Tableau is an extremely robust data visualization tool and the sky's the limit for the types of reports and dashboards that can be configured in the application. Tableau is masterful at processing large amounts of data and dashboards can be customized to meet the look and feel of any organization’s branding.
The downside: A Tableau subscription is expensive and has a steep learning curve for non-technical users. It can certainly be overwhelming, making it inaccessible to many business users, especially in the no code community. There are also compatibility issues with low-code/no-code services; for example, it’s often necessary to use a supported third-party embed block like CodePen to ensure tableau dashboards render properly in Notion.
Superchart is a new data visualization tool that was designed to be embedded in no-code tools like Wordpress. The application integrates with Airtable and Google Sheets to easily import business data. Superchart’s data visualization options include modern, customizable elements that look professional, follow design best practices, and have a fresh appeal. Additionally, changes in base data or chart design update automatically between Superchart and Wordpress.
The downside: This new product has limited visualization types and database integrations. Their visualization types currently only include tables, pivot tables, bar charts, line charts, area charts, KPIs, and column charts. And their database integrations currently only include Airtable and Google Sheets.
At this point, let's assume you have created a dashboard mockup, you have the data available in a no code database, and you've created your data visualizations in a no code charting tool.
Now comes the fun and easy part.
To embed a visualization in Wordpress, click the + Block Inserter by clicking the plus sign, and select ‘Custom HTML’.
This will place an HTML block on the page, where custom code can be pasted. All you have to do is copy and paste the embed code from your visualization into this embed element.
After adding your code, you can preview the embedded chart directly within Wordpress. For a full list of all HTML tags supported by the Custom HTML block, visit this page.
If you're looking to arrange multiple charts and KPIs on a single page to display a dashboard, we recommend using layout grids. Grids are helpful to control the horizontal and vertical dashboard layout, while also optimizing for responsiveness across different devices. With grids, it's easy to arrange multiple embed elements together to create a dashboard.
In the example used here, we use a layout grid that contains embed elements inside of each column. This gives us optimal control to decide how large each column should be, how much padding or offset to apply, what size of gutters to use, and how all the visualizations should be arranged together most effectively.
Once your data visualizations have been embedded into a Wordpress page, you’ll want to publish your work. Before sharing broadly, it’s important to audit the dashboard and verify that the data is accurate. It may even be worthwhile to create internal processes by which the data is reviewed, or assign an analyst to provide quality assurance (QA) on the dashboard before it’s released publicly.
If your newly created analytics dashboard contains internal information or data that should only be visible by select users, Wordpress also provides the ability to password-protect specific pages of your website.
With so many businesses launching new products, websites, and online content, it's hard to capture attention and stand out from the crowd.

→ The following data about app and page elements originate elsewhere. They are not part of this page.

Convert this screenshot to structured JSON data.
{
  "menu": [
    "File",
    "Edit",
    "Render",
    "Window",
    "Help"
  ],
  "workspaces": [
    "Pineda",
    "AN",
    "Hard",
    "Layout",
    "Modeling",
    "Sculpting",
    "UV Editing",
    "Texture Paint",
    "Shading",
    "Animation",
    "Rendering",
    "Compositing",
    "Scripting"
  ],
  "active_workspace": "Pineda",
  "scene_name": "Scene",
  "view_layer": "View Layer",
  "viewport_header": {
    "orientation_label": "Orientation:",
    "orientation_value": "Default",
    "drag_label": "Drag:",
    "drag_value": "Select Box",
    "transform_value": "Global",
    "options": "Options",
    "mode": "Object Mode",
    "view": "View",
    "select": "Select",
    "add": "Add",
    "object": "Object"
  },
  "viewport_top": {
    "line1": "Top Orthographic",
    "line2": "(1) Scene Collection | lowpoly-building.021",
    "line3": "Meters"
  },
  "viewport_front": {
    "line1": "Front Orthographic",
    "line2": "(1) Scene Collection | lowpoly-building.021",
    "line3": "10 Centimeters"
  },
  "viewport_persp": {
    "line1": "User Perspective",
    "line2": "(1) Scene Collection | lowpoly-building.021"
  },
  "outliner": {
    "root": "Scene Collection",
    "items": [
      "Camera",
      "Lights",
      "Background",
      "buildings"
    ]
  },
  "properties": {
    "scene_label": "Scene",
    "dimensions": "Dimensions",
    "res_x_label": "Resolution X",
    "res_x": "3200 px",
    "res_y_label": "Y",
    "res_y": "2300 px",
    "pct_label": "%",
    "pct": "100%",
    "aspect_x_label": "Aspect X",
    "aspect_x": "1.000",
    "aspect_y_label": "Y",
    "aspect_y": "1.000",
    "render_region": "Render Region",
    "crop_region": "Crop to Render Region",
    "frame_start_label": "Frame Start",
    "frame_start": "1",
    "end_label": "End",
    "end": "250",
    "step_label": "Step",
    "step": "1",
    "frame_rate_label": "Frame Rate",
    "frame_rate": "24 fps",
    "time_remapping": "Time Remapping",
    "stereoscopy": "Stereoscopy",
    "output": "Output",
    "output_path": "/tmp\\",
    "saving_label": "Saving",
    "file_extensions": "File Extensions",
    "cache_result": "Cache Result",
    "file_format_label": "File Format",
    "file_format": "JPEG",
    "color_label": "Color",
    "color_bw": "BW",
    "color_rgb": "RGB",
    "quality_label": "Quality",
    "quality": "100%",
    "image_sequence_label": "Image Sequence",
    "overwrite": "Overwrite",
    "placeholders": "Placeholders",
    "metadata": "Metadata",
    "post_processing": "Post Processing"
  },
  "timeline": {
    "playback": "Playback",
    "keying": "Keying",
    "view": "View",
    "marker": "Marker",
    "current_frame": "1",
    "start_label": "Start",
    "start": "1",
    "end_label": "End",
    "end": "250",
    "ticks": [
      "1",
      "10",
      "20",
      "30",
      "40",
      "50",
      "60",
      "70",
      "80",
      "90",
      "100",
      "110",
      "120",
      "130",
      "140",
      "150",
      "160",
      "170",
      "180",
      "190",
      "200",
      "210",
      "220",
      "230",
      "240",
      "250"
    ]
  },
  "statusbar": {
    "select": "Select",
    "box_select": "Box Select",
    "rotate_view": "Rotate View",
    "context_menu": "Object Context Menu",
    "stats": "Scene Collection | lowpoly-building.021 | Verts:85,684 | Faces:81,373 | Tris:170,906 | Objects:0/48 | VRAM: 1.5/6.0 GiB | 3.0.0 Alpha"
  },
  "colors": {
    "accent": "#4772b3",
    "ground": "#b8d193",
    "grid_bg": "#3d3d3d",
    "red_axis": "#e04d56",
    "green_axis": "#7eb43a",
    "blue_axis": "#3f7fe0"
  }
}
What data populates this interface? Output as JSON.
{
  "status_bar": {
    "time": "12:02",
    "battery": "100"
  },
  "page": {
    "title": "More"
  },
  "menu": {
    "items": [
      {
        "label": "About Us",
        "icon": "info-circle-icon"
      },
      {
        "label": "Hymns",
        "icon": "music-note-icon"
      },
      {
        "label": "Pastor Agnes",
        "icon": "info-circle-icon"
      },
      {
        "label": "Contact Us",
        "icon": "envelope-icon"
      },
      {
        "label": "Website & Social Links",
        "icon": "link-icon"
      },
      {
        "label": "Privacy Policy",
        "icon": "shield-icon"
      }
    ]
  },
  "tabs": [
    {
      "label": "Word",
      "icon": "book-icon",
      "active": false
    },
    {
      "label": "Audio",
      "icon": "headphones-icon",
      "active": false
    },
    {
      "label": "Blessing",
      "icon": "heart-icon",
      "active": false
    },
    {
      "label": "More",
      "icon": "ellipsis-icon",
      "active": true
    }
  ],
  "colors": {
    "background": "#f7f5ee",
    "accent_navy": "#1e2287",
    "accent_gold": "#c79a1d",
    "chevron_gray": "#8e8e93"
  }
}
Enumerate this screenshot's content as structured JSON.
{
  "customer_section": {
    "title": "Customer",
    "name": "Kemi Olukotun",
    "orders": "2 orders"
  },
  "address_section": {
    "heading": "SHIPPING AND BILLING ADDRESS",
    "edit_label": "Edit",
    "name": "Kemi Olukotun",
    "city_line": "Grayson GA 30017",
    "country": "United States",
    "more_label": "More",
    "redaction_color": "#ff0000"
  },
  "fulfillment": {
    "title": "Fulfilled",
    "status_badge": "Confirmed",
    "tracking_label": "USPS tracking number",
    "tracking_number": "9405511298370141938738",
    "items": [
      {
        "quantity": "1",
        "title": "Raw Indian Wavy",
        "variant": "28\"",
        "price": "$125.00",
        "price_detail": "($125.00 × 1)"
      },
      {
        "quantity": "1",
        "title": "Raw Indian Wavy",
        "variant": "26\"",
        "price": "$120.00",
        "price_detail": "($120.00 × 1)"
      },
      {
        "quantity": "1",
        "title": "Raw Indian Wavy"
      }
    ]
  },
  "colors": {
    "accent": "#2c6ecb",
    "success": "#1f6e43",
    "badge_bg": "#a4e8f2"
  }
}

The best way to do this is by adding more value, not noise.
Embedding charts, KPIs, and other data visualizations on your website, in your product or service, and in your online content, is a surefire way to help your brand stick out.
Build trust, boost engagement, and deliver value. Get started by trying out Superchart today!